> _Dataset excerpts_:
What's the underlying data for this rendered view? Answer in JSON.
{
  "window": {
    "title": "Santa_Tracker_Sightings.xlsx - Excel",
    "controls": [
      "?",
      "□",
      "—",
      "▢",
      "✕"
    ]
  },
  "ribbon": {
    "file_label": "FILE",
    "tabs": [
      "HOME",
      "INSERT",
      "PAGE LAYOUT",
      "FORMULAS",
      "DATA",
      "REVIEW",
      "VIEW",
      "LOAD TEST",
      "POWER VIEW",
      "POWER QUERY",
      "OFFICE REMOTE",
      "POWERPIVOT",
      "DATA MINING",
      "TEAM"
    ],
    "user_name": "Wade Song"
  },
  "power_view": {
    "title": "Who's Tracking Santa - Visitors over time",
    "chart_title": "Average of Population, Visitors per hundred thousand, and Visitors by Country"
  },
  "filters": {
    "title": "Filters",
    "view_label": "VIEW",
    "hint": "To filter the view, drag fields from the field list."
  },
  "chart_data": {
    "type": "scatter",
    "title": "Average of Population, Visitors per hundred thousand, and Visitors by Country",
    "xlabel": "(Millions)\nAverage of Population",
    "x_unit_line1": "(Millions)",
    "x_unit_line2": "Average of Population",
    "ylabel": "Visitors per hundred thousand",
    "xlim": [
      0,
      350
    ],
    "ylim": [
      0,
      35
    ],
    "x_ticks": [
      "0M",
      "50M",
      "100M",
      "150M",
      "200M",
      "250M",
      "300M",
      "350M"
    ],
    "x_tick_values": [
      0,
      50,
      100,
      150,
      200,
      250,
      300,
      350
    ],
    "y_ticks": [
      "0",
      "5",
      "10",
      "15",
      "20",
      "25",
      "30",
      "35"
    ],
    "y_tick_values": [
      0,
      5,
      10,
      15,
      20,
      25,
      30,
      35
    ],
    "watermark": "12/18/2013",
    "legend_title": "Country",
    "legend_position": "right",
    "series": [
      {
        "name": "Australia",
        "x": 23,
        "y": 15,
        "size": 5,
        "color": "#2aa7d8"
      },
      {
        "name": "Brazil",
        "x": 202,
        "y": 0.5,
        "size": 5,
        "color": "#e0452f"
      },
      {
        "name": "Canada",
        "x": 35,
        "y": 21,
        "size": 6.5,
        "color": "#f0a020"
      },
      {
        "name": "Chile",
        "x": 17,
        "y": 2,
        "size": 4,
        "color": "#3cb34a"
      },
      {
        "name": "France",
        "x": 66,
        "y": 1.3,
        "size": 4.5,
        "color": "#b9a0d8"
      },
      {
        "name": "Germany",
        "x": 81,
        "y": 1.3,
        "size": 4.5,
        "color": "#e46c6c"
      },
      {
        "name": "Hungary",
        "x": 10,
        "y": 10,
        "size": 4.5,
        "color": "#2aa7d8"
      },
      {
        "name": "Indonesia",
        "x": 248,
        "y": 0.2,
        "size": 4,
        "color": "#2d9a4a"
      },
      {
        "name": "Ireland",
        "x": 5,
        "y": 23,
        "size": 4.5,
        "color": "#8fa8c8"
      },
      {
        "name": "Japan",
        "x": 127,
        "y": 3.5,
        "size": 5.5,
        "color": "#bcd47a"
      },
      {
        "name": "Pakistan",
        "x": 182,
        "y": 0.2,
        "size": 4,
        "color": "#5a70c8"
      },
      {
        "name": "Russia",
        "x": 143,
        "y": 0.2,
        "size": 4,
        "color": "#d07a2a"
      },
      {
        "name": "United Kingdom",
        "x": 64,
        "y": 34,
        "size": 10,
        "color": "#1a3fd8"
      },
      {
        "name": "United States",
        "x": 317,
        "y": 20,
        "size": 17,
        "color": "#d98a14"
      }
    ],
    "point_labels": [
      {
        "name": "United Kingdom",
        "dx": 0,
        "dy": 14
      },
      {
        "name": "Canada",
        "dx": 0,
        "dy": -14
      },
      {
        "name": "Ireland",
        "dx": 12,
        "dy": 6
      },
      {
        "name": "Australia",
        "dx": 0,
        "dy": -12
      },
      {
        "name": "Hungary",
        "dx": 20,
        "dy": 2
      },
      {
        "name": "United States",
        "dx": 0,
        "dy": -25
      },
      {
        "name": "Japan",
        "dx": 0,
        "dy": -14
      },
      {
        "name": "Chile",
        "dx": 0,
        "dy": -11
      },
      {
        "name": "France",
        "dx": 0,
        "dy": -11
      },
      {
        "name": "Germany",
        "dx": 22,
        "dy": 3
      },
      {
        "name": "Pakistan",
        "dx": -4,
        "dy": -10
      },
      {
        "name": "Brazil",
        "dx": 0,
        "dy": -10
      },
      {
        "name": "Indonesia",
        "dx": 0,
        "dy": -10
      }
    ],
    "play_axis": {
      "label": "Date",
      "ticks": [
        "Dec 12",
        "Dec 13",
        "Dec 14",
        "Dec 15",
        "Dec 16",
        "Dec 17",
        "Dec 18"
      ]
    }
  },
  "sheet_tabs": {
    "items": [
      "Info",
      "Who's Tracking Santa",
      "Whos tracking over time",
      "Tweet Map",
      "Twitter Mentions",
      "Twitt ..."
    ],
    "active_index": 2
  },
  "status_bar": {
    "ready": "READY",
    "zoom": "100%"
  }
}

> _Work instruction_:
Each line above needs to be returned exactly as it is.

> _Solution for this problem_:
What's the underlying data for this rendered view? Answer in JSON.
{
  "window": {
    "title": "Santa_Tracker_Sightings.xlsx - Excel",
    "controls": [
      "?",
      "□",
      "—",
      "▢",
      "✕"
    ]
  },
  "ribbon": {
    "file_label": "FILE",
    "tabs": [
      "HOME",
      "INSERT",
      "PAGE LAYOUT",
      "FORMULAS",
      "DATA",
      "REVIEW",
      "VIEW",
      "LOAD TEST",
      "POWER VIEW",
      "POWER QUERY",
      "OFFICE REMOTE",
      "POWERPIVOT",
      "DATA MINING",
      "TEAM"
    ],
    "user_name": "Wade Song"
  },
  "power_view": {
    "title": "Who's Tracking Santa - Visitors over time",
    "chart_title": "Average of Population, Visitors per hundred thousand, and Visitors by Country"
  },
  "filters": {
    "title": "Filters",
    "view_label": "VIEW",
    "hint": "To filter the view, drag fields from the field list."
  },
  "chart_data": {
    "type": "scatter",
    "title": "Average of Population, Visitors per hundred thousand, and Visitors by Country",
    "xlabel": "(Millions)\nAverage of Population",
    "x_unit_line1": "(Millions)",
    "x_unit_line2": "Average of Population",
    "ylabel": "Visitors per hundred thousand",
    "xlim": [
      0,
      350
    ],
    "ylim": [
      0,
      35
    ],
    "x_ticks": [
      "0M",
      "50M",
      "100M",
      "150M",
      "200M",
      "250M",
      "300M",
      "350M"
    ],
    "x_tick_values": [
      0,
      50,
      100,
      150,
      200,
      250,
      300,
      350
    ],
    "y_ticks": [
      "0",
      "5",
      "10",
      "15",
      "20",
      "25",
      "30",
      "35"
    ],
    "y_tick_values": [
      0,
      5,
      10,
      15,
      20,
      25,
      30,
      35
    ],
    "watermark": "12/18/2013",
    "legend_title": "Country",
    "legend_position": "right",
    "series": [
      {
        "name": "Australia",
        "x": 23,
        "y": 15,
        "size": 5,
        "color": "#2aa7d8"
      },
      {
        "name": "Brazil",
        "x": 202,
        "y": 0.5,
        "size": 5,
        "color": "#e0452f"
      },
      {
        "name": "Canada",
        "x": 35,
        "y": 21,
        "size": 6.5,
        "color": "#f0a020"
      },
      {
        "name": "Chile",
        "x": 17,
        "y": 2,
        "size": 4,
        "color": "#3cb34a"
      },
      {
        "name": "France",
        "x": 66,
        "y": 1.3,
        "size": 4.5,
        "color": "#b9a0d8"
      },
      {
        "name": "Germany",
        "x": 81,
        "y": 1.3,
        "size": 4.5,
        "color": "#e46c6c"
      },
      {
        "name": "Hungary",
        "x": 10,
        "y": 10,
        "size": 4.5,
        "color": "#2aa7d8"
      },
      {
        "name": "Indonesia",
        "x": 248,
        "y": 0.2,
        "size": 4,
        "color": "#2d9a4a"
      },
      {
        "name": "Ireland",
        "x": 5,
        "y": 23,
        "size": 4.5,
        "color": "#8fa8c8"
      },
      {
        "name": "Japan",
        "x": 127,
        "y": 3.5,
        "size": 5.5,
        "color": "#bcd47a"
      },
      {
        "name": "Pakistan",
        "x": 182,
        "y": 0.2,
        "size": 4,
        "color": "#5a70c8"
      },
      {
        "name": "Russia",
        "x": 143,
        "y": 0.2,
        "size": 4,
        "color": "#d07a2a"
      },
      {
        "name": "United Kingdom",
        "x": 64,
        "y": 34,
        "size": 10,
        "color": "#1a3fd8"
      },
      {
        "name": "United States",
        "x": 317,
        "y": 20,
        "size": 17,
        "color": "#d98a14"
      }
    ],
    "point_labels": [
      {
        "name": "United Kingdom",
        "dx": 0,
        "dy": 14
      },
      {
        "name": "Canada",
        "dx": 0,
        "dy": -14
      },
      {
        "name": "Ireland",
        "dx": 12,
        "dy": 6
      },
      {
        "name": "Australia",
        "dx": 0,
        "dy": -12
      },
      {
        "name": "Hungary",
        "dx": 20,
        "dy": 2
      },
      {
        "name": "United States",
        "dx": 0,
        "dy": -25
      },
      {
        "name": "Japan",
        "dx": 0,
        "dy": -14
      },
      {
        "name": "Chile",
        "dx": 0,
        "dy": -11
      },
      {
        "name": "France",
        "dx": 0,
        "dy": -11
      },
      {
        "name": "Germany",
        "dx": 22,
        "dy": 3
      },
      {
        "name": "Pakistan",
        "dx": -4,
        "dy": -10
      },
      {
        "name": "Brazil",
        "dx": 0,
        "dy": -10
      },
      {
        "name": "Indonesia",
        "dx": 0,
        "dy": -10
      }
    ],
    "play_axis": {
      "label": "Date",
      "ticks": [
        "Dec 12",
        "Dec 13",
        "Dec 14",
        "Dec 15",
        "Dec 16",
        "Dec 17",
        "Dec 18"
      ]
    }
  },
  "sheet_tabs": {
    "items": [
      "Info",
      "Who's Tracking Santa",
      "Whos tracking over time",
      "Tweet Map",
      "Twitter Mentions",
      "Twitt ..."
    ],
    "active_index": 2
  },
  "status_bar": {
    "ready": "READY",
    "zoom": "100%"
  }
}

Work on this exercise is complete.